Keep the wording of each record exactly the same when you repeat it, and leave out pictures.

□ □ □ □ □

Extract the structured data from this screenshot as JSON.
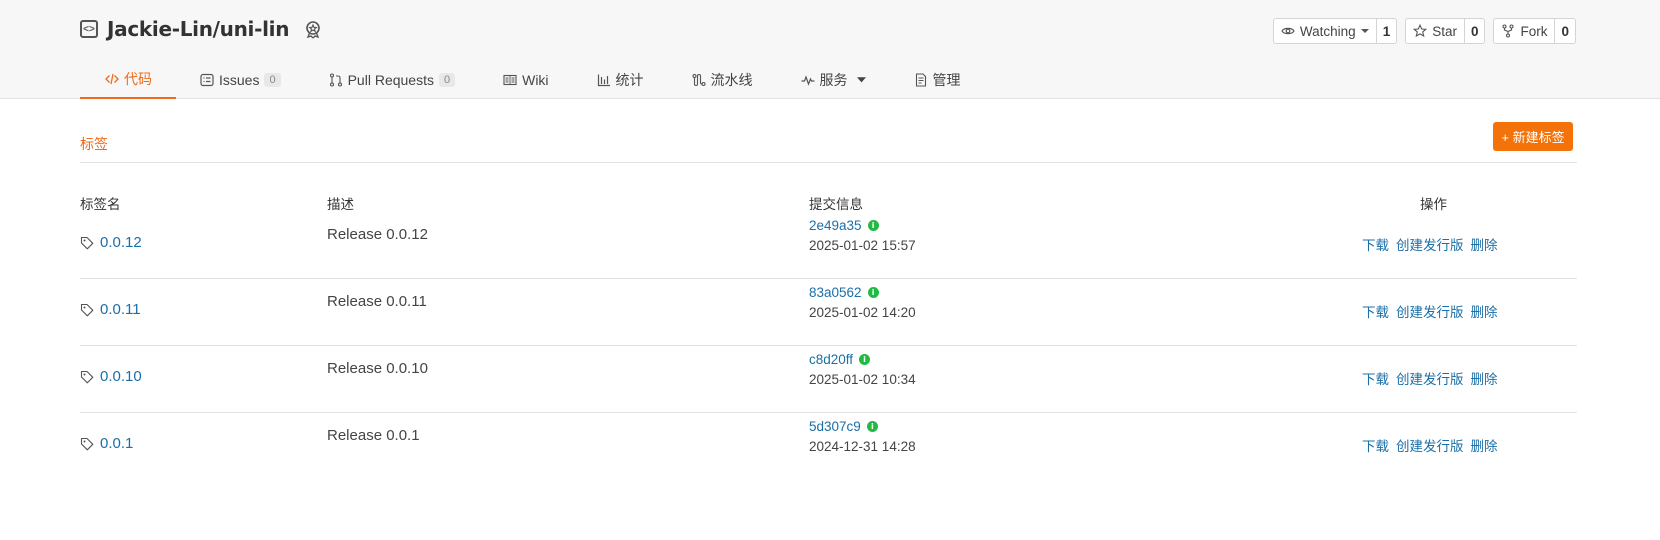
{
  "repo": {
    "name": "Jackie-Lin/uni-lin"
  },
  "actions": {
    "watch": {
      "label": "Watching",
      "count": "1"
    },
    "star": {
      "label": "Star",
      "count": "0"
    },
    "fork": {
      "label": "Fork",
      "count": "0"
    }
  },
  "tabs": [
    {
      "label": "代码"
    },
    {
      "label": "Issues",
      "count": "0"
    },
    {
      "label": "Pull Requests",
      "count": "0"
    },
    {
      "label": "Wiki"
    },
    {
      "label": "统计"
    },
    {
      "label": "流水线"
    },
    {
      "label": "服务"
    },
    {
      "label": "管理"
    }
  ],
  "section": {
    "title": "标签",
    "new_button": "+ 新建标签"
  },
  "columns": {
    "name": "标签名",
    "desc": "描述",
    "commit": "提交信息",
    "ops": "操作"
  },
  "tags": [
    {
      "name": "0.0.12",
      "desc": "Release 0.0.12",
      "hash": "2e49a35",
      "time": "2025-01-02 15:57"
    },
    {
      "name": "0.0.11",
      "desc": "Release 0.0.11",
      "hash": "83a0562",
      "time": "2025-01-02 14:20"
    },
    {
      "name": "0.0.10",
      "desc": "Release 0.0.10",
      "hash": "c8d20ff",
      "time": "2025-01-02 10:34"
    },
    {
      "name": "0.0.1",
      "desc": "Release 0.0.1",
      "hash": "5d307c9",
      "time": "2024-12-31 14:28"
    }
  ],
  "ops": {
    "download": "下载",
    "create_release": "创建发行版",
    "delete": "删除"
  },
  "colors": {
    "accent": "#f06a1b",
    "link": "#1b6fa8",
    "verified": "#21ba45"
  }
}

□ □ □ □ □

Solution to this task:
Extract the structured data from this screenshot as JSON.
{
  "repo": {
    "name": "Jackie-Lin/uni-lin"
  },
  "actions": {
    "watch": {
      "label": "Watching",
      "count": "1"
    },
    "star": {
      "label": "Star",
      "count": "0"
    },
    "fork": {
      "label": "Fork",
      "count": "0"
    }
  },
  "tabs": [
    {
      "label": "代码"
    },
    {
      "label": "Issues",
      "count": "0"
    },
    {
      "label": "Pull Requests",
      "count": "0"
    },
    {
      "label": "Wiki"
    },
    {
      "label": "统计"
    },
    {
      "label": "流水线"
    },
    {
      "label": "服务"
    },
    {
      "label": "管理"
    }
  ],
  "section": {
    "title": "标签",
    "new_button": "+ 新建标签"
  },
  "columns": {
    "name": "标签名",
    "desc": "描述",
    "commit": "提交信息",
    "ops": "操作"
  },
  "tags": [
    {
      "name": "0.0.12",
      "desc": "Release 0.0.12",
      "hash": "2e49a35",
      "time": "2025-01-02 15:57"
    },
    {
      "name": "0.0.11",
      "desc": "Release 0.0.11",
      "hash": "83a0562",
      "time": "2025-01-02 14:20"
    },
    {
      "name": "0.0.10",
      "desc": "Release 0.0.10",
      "hash": "c8d20ff",
      "time": "2025-01-02 10:34"
    },
    {
      "name": "0.0.1",
      "desc": "Release 0.0.1",
      "hash": "5d307c9",
      "time": "2024-12-31 14:28"
    }
  ],
  "ops": {
    "download": "下载",
    "create_release": "创建发行版",
    "delete": "删除"
  },
  "colors": {
    "accent": "#f06a1b",
    "link": "#1b6fa8",
    "verified": "#21ba45"
  }
}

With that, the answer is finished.